"We sponsor organisations and sports teams to get a positive benefit out of it," the Qantas chief executive said on Thursday. "When it becomes controversial, we, of course, want the sporting code to fix those issues."

Attitude: Australia's Sam Kerr.Credit:AP

Kerr’s candour triggered an outcry at her apparent lack of grace in the moments after the Matildas saved their World Cup campaign by beating Brazil. To many people, her language was not befitting of a national captain. So Qantas jumped into action, right? Joyce called David Gallop at Football Federation Australia and said what he says to sponsored sporting organisations in these situations, as he also revealed on Thursday: "What are you doing to make sure we’re not involved in controversy?"

And if pigs might fly, they choose Qantas.

Joyce’s comments about controversy, as if "controversy" were a measurable quantity with no values attached, were not of course about Kerr and the Matildas, but about Israel Folau and Rugby Australia and, for good measure, the ball-tampering affair and Cricket Australia, which Qantas also sponsors. To Cricket Australia, Joyce recounted, "we said, 'that was not good'. Some sponsors pulled out, we didn't. We gave them time to fix it, and they fixed it. We're still a sponsor and continue to be a sponsor because they did the right thing."

You don't have to be the other Alan – Jones, Joyce, or just confused? – to find this kind of language a bit untoward. You don't have to stand on either side of the issues involved to perceive the soft power, where it doesn’t matter if a threat is implied or direct, it's a threat either way.

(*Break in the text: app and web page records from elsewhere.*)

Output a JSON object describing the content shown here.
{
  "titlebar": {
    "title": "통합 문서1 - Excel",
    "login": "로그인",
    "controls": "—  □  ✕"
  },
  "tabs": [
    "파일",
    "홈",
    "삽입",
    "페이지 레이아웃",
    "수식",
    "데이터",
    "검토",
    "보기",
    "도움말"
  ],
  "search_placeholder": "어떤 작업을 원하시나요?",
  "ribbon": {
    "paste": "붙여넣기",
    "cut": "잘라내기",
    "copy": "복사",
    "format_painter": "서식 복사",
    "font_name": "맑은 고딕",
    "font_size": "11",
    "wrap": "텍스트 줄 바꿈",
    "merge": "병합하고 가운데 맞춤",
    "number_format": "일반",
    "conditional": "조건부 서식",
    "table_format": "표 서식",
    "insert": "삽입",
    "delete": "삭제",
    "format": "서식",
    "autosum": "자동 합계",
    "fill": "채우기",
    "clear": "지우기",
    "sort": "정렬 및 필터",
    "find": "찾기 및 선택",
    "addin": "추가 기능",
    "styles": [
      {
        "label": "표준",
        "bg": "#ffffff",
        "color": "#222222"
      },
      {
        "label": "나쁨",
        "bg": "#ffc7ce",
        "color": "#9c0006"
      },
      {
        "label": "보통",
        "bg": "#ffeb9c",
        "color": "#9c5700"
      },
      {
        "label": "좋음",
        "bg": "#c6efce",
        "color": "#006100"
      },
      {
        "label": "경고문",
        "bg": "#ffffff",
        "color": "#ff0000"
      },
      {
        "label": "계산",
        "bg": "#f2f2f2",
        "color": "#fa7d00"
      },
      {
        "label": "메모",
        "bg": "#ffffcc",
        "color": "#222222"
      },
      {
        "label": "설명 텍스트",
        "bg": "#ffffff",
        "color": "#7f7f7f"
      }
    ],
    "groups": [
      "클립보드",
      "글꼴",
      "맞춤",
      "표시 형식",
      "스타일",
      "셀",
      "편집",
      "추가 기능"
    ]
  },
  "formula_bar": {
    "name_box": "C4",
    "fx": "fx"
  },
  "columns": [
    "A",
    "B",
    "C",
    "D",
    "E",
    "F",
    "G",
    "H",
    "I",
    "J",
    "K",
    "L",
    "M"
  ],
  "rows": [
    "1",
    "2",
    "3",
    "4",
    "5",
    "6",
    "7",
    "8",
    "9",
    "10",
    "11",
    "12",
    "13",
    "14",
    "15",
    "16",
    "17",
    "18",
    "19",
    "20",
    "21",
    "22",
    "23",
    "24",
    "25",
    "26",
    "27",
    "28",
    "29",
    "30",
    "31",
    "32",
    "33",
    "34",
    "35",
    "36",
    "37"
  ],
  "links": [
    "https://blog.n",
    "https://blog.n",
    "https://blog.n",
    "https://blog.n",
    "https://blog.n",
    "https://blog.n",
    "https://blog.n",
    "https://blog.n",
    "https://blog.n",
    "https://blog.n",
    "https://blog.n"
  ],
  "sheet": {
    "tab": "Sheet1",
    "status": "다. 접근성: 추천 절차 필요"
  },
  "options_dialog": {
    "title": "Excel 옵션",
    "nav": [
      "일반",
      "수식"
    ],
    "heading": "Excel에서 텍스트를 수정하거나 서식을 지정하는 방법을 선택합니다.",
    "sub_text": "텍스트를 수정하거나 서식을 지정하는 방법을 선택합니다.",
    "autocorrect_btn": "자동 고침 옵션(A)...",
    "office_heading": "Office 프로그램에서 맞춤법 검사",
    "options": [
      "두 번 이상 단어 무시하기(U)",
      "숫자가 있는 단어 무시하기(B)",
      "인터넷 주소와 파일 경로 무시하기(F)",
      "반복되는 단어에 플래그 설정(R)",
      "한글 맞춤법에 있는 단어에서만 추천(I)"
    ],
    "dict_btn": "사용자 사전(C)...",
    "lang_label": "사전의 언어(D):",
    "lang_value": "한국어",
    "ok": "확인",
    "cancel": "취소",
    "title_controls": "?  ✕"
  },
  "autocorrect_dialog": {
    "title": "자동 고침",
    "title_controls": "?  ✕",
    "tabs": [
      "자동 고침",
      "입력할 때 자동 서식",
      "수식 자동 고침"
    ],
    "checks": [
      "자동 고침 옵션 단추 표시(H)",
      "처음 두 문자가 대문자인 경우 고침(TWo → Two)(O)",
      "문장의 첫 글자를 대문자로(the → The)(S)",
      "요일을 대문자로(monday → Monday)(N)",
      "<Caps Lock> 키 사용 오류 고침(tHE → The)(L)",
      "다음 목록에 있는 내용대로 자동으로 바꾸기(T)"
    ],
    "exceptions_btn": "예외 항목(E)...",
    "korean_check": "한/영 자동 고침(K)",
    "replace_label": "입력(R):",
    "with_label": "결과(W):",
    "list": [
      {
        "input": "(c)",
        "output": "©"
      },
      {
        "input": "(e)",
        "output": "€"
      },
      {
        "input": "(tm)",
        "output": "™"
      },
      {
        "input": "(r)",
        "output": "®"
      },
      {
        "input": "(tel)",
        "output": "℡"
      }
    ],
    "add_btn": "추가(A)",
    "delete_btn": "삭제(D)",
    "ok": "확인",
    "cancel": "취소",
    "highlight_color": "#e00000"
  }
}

Illustration: Simon Letch.Credit:

Personally, I expect I would be........

© The Age